Stored entries
--
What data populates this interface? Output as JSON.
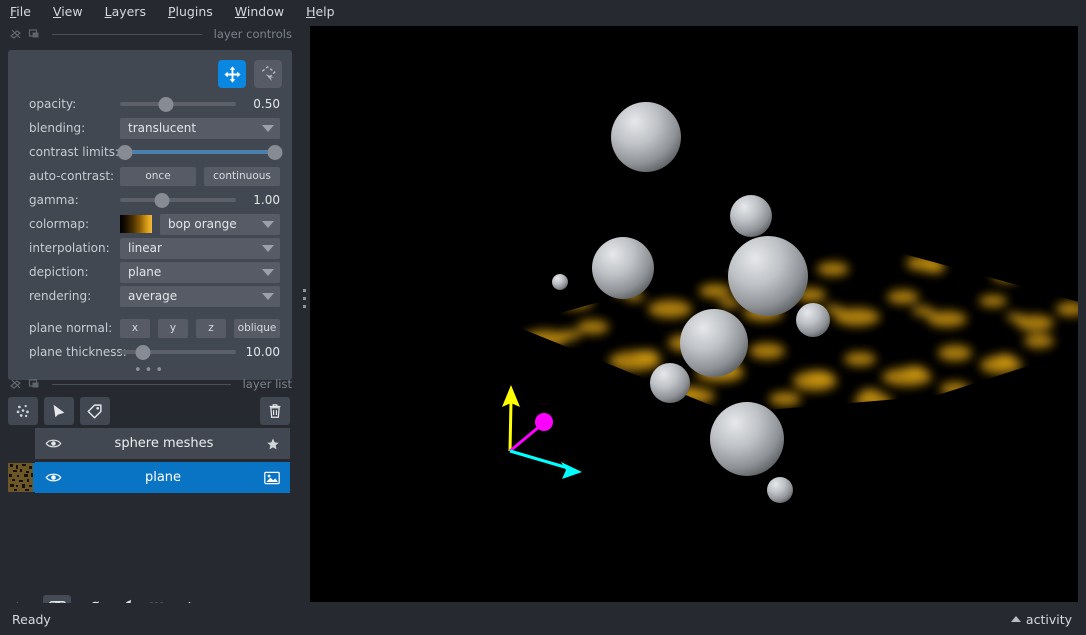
{
  "menubar": {
    "items": [
      {
        "label": "File",
        "mnemonic": "F"
      },
      {
        "label": "View",
        "mnemonic": "V"
      },
      {
        "label": "Layers",
        "mnemonic": "L"
      },
      {
        "label": "Plugins",
        "mnemonic": "P"
      },
      {
        "label": "Window",
        "mnemonic": "W"
      },
      {
        "label": "Help",
        "mnemonic": "H"
      }
    ]
  },
  "docks": {
    "layer_controls_title": "layer controls",
    "layer_list_title": "layer list",
    "overflow_dots": "•••"
  },
  "layer_controls": {
    "tools": [
      {
        "name": "pan-zoom-tool",
        "active": true
      },
      {
        "name": "transform-tool",
        "active": false
      }
    ],
    "opacity": {
      "label": "opacity:",
      "value": "0.50",
      "fraction": 0.4
    },
    "blending": {
      "label": "blending:",
      "value": "translucent"
    },
    "contrast_limits": {
      "label": "contrast limits:",
      "low": 0.0,
      "high": 1.0
    },
    "auto_contrast": {
      "label": "auto-contrast:",
      "once": "once",
      "continuous": "continuous"
    },
    "gamma": {
      "label": "gamma:",
      "value": "1.00",
      "fraction": 0.36
    },
    "colormap": {
      "label": "colormap:",
      "value": "bop orange"
    },
    "interpolation": {
      "label": "interpolation:",
      "value": "linear"
    },
    "depiction": {
      "label": "depiction:",
      "value": "plane"
    },
    "rendering": {
      "label": "rendering:",
      "value": "average"
    },
    "plane_normal": {
      "label": "plane normal:",
      "options": [
        "x",
        "y",
        "z",
        "oblique"
      ]
    },
    "plane_thickness": {
      "label": "plane thickness:",
      "value": "10.00",
      "fraction": 0.2
    }
  },
  "layer_buttons": [
    {
      "name": "new-points-layer-button",
      "icon": "points-icon"
    },
    {
      "name": "new-shapes-layer-button",
      "icon": "shapes-icon"
    },
    {
      "name": "new-labels-layer-button",
      "icon": "labels-icon"
    },
    {
      "name": "delete-layer-button",
      "icon": "trash-icon"
    }
  ],
  "layers": [
    {
      "name": "sphere meshes",
      "selected": false,
      "visible": true,
      "type_icon": "surface-icon",
      "has_thumbnail": false
    },
    {
      "name": "plane",
      "selected": true,
      "visible": true,
      "type_icon": "image-icon",
      "has_thumbnail": true
    }
  ],
  "viewer_buttons": [
    {
      "name": "console-button",
      "icon": "terminal-icon",
      "active": false
    },
    {
      "name": "ndisplay-button",
      "icon": "cube-3d-icon",
      "active": true
    },
    {
      "name": "roll-dims-button",
      "icon": "roll-cube-icon",
      "active": false
    },
    {
      "name": "transpose-dims-button",
      "icon": "transpose-icon",
      "active": false
    },
    {
      "name": "grid-view-button",
      "icon": "grid-icon",
      "active": false
    },
    {
      "name": "home-button",
      "icon": "home-icon",
      "active": false
    }
  ],
  "statusbar": {
    "status": "Ready",
    "activity_label": "activity"
  },
  "canvas": {
    "background": "#000000",
    "axes": [
      {
        "name": "axis-arrow-y",
        "color": "#ffff00"
      },
      {
        "name": "axis-arrow-z",
        "color": "#ff00ff"
      },
      {
        "name": "axis-arrow-x",
        "color": "#00ffff"
      }
    ],
    "plane_color": "#c8900f",
    "sphere_color": "#b4b7bb"
  },
  "colors": {
    "window_bg": "#262930",
    "panel_bg": "#414851",
    "control_bg": "#565b66",
    "accent": "#0a87e0",
    "selected_layer": "#0a74c4",
    "text": "#d8dade",
    "muted_text": "#7d828c"
  }
}
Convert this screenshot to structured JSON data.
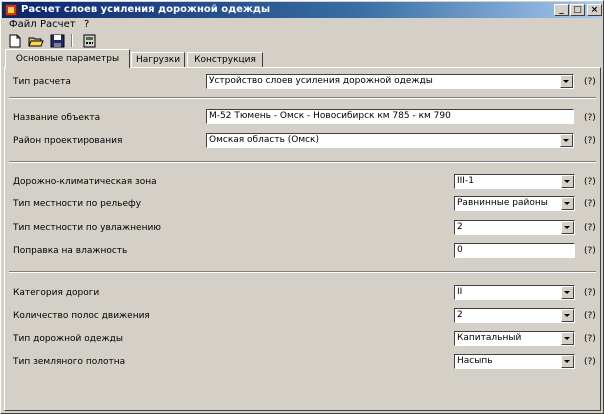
{
  "window": {
    "title": "Расчет слоев усиления дорожной одежды"
  },
  "menu": [
    "Файл",
    "Расчет",
    "?"
  ],
  "toolbar": {
    "icons": [
      "new-document-icon",
      "open-folder-icon",
      "save-disk-icon",
      "calculator-icon"
    ]
  },
  "tabs": [
    "Основные параметры",
    "Нагрузки",
    "Конструкция"
  ],
  "form": {
    "calc_type": {
      "label": "Тип расчета",
      "value": "Устройство слоев усиления дорожной одежды"
    },
    "object_name": {
      "label": "Название объекта",
      "value": "М-52 Тюмень - Омск - Новосибирск км 785 - км 790"
    },
    "design_region": {
      "label": "Район проектирования",
      "value": "Омская область (Омск)"
    },
    "climate_zone": {
      "label": "Дорожно-климатическая зона",
      "value": "III-1"
    },
    "relief_type": {
      "label": "Тип местности по рельефу",
      "value": "Равнинные районы"
    },
    "moisture_type": {
      "label": "Тип местности по увлажнению",
      "value": "2"
    },
    "moisture_correction": {
      "label": "Поправка на влажность",
      "value": "0"
    },
    "road_category": {
      "label": "Категория дороги",
      "value": "II"
    },
    "lanes": {
      "label": "Количество полос движения",
      "value": "2"
    },
    "pavement_type": {
      "label": "Тип дорожной одежды",
      "value": "Капитальный"
    },
    "subgrade_type": {
      "label": "Тип земляного полотна",
      "value": "Насыпь"
    }
  },
  "help_label": "(?)",
  "colors": {
    "window_face": "#d4d0c8",
    "title_start": "#0a246a",
    "title_end": "#a6caf0"
  }
}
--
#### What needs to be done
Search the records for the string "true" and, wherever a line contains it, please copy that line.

#### Problem solution
        "active": true
      "visible": true,
      "selected": true,
      "visible": true,
      "has_thumbnail": true
      "active": true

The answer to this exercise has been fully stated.